Jackie Schaffer: You can do almost everything to a cock, but you cannot suck it.
Jeff: You can honk it, by the way.
Rannazzisi: Can you smoke it?
Jeff: You can smoke it.
Jackie: We talked about smoking it.
Jeff: You can smoke it, you can mash it, you can grab it, squeeze it, twist it.
Duplass: You can brine it, I think.
Jeff: You can brine it, you can braise it!
Duplass: Yeah, you can braise that thing.
Kroll: Can you kiss it?
Jeff: As long as you don’t inhale. If you’re inhaling and kissing, that’s sucking. You better than anyone should know this.
7. The gang hates filming in the bar. Like, a lot.
“We f—- hate it,” Rannazzisi and Duplass say in unison. It’s really too bad, because it’s one of the most-used locations for the show. Duplass explains: “This is something you should know. The bar is the easiest location to get—it’s where all the exposition scenes happen, which are the hardest, and we do like four or five of them in a day. And we’re all ‘out of shape,’ as we call it, for Day 1 of shooting. We haven’t been improvising as much, and we’re all kind of pussies on Day 1. And they put us in the bar, like Spring Training camp.”
Duplass has even resorted to outright bribery to avoid the long takes that has the cast
standing in the bar. “It’s just funny to watch the progression, because in Season 1, I’d be like, ‘It might make more sense—my character is a little more laid back—maybe he’s sitting on a stool, and the other guys are standing around,’” he says. “Cut to Season 5 and I’m, like, ‘Jeff, I will give you $1,000 if I can sit in this scene.'”
8. The bizarro version of The League has already been cast on a provisional basis.
“You hear those rumors,” Duplass says. “That Eddie Murphy actually has someone who looks quite a bit like him to shoot his reverse stuff. Well, Ron Livingston (Office Space) has done 30 percent of my scenes.” Kroll joked that Josh Malina (The West Wing, Scandal) has served as his body-double. “We’ve also got Rob Corddry (Hot Tub Time Machine) coming in for Paul and David Boreanaz (Bones) for Steve,” Duplass added.
9. There’s a very specific reason that Rannazzisi ended up with the role of Kevin and not Pete.
Though many of the actors in the show auditioned for roles other than the ones they were ultimately cast in (including Duplass as both Kevin and Andre), it became clear during the audition process who was best-suited for each part. “When Steve came in to audition, it was very clear that he couldn’t be Pete because there was an aggressiveness to Steve’s comedy that needed to be tempered—in this world, not in the world of Steve’s comedy or life,” Jackie Schaffer says. “Clearly it’s working for him at home and on stage.”
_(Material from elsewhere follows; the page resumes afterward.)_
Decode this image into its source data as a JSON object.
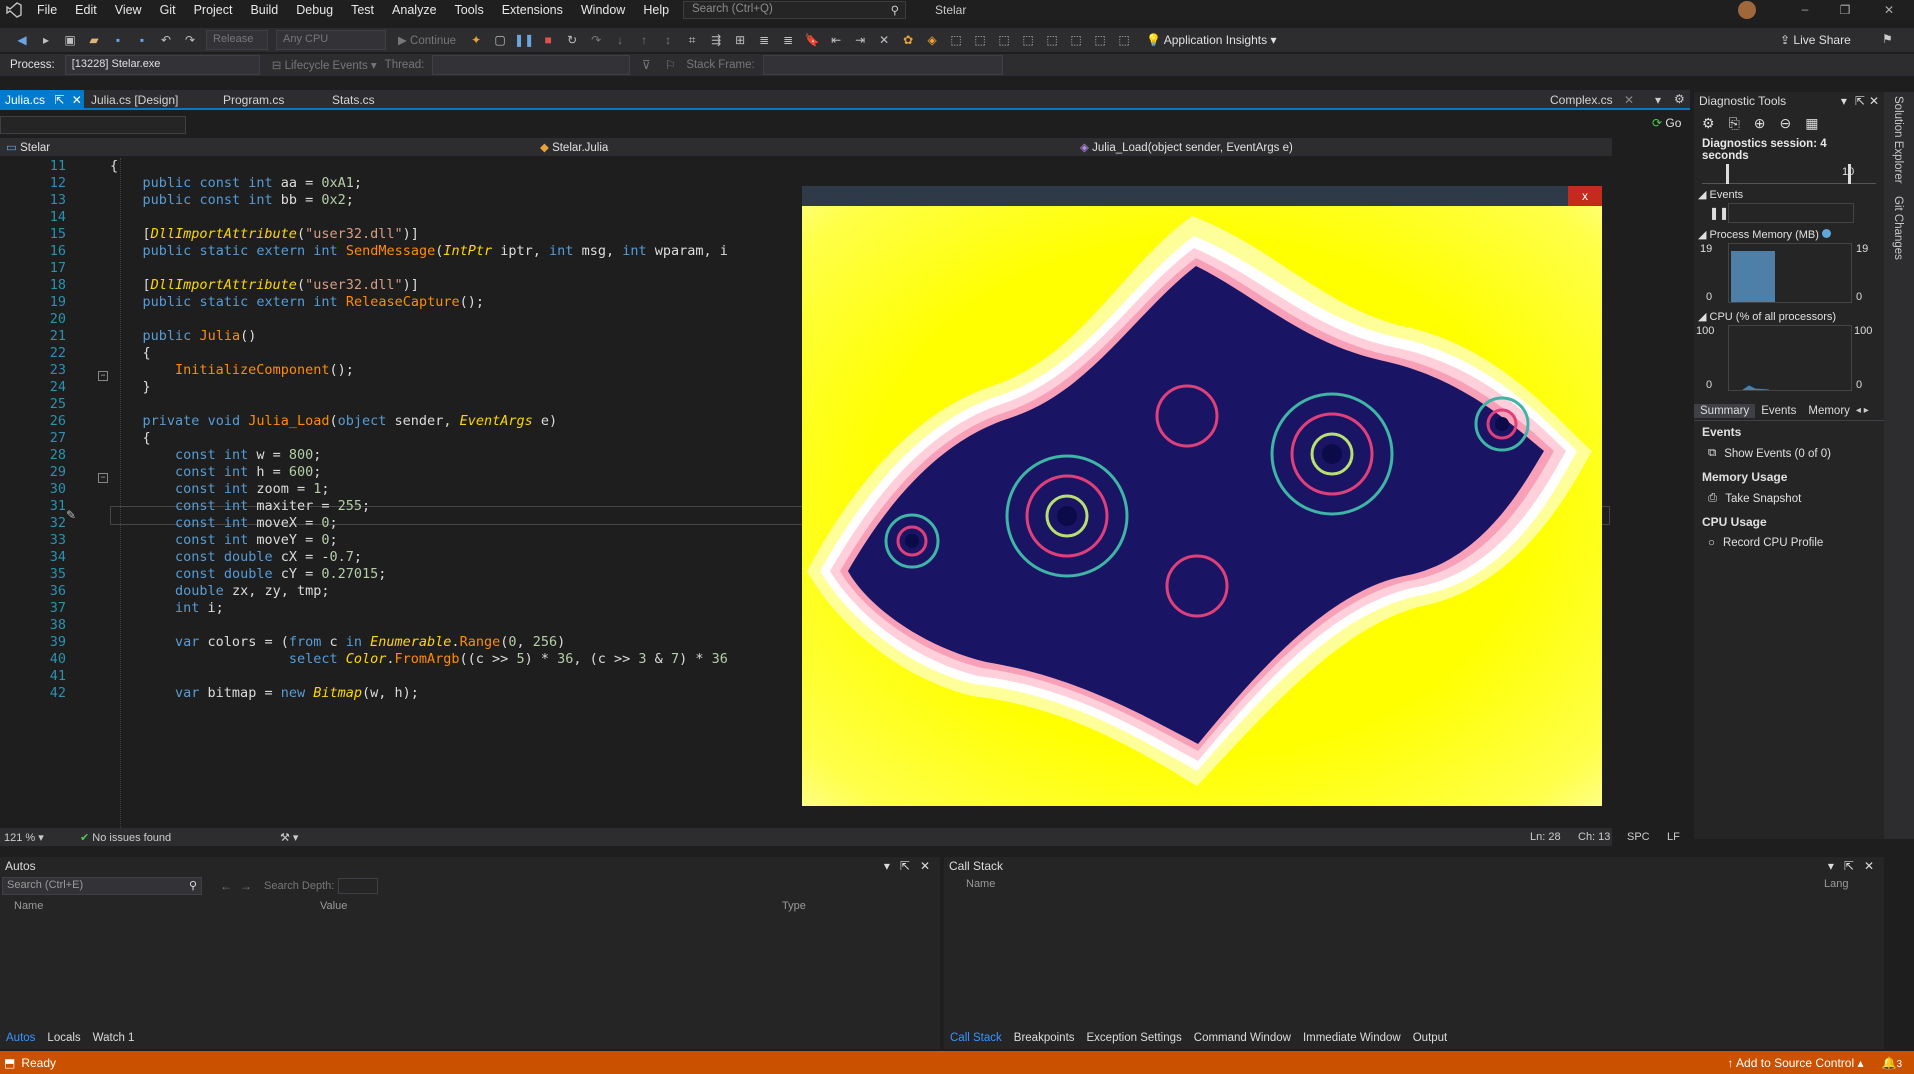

“You can’t contain me, you cannot control me, you cannot temper me,” Rannazzisi says. “I’m rough around the edges.” But Schaffer explained that Aselton was, in fact, able to temper Rannazzisi without diving into any typical emasculation comedy trope.
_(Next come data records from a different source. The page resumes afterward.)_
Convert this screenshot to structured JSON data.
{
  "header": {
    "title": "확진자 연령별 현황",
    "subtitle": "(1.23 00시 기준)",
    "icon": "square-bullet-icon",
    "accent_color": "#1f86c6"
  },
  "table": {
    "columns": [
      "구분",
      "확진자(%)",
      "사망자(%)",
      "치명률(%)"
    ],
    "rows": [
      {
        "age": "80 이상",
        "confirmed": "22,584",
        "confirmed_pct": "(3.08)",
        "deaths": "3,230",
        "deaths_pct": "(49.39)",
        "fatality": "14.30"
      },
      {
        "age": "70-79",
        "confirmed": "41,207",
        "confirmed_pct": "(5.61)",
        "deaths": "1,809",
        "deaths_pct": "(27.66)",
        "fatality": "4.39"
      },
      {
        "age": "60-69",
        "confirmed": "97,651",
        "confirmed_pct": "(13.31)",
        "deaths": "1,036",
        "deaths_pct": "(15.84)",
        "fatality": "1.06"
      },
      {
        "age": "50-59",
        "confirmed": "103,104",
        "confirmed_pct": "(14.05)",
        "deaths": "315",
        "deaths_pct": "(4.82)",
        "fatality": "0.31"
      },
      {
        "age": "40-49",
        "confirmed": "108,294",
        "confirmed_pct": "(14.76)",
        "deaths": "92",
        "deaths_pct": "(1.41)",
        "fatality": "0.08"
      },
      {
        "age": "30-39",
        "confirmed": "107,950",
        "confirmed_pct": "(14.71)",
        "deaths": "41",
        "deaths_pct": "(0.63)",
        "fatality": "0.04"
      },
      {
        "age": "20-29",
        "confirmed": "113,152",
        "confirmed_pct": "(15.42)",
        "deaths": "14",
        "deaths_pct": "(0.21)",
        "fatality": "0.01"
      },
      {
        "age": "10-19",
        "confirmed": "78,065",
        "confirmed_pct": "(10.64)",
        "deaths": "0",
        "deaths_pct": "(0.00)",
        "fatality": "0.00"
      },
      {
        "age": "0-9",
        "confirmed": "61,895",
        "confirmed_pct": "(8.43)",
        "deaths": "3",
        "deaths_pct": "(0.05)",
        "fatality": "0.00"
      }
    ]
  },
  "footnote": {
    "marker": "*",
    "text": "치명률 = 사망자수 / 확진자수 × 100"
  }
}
10. Don’t worry, Rafi is coming back this season.
Perhaps the most disconcerting development of Season 5 for most fans has been the episode in which Rafi (Jason Mantzoukas) and Dirty Randy (Seth Rogan) road-tripped to Los Angeles that seemingly concluded with Rafi’s death. Jackie Schaffer made it clear that Rafi would return this season and the conclusion of the “one year later” from the Rafi-centric episode would be revealed next year.
Check back tomorrow for outtakes from TIME’s interview with the cast and co-creators of The League.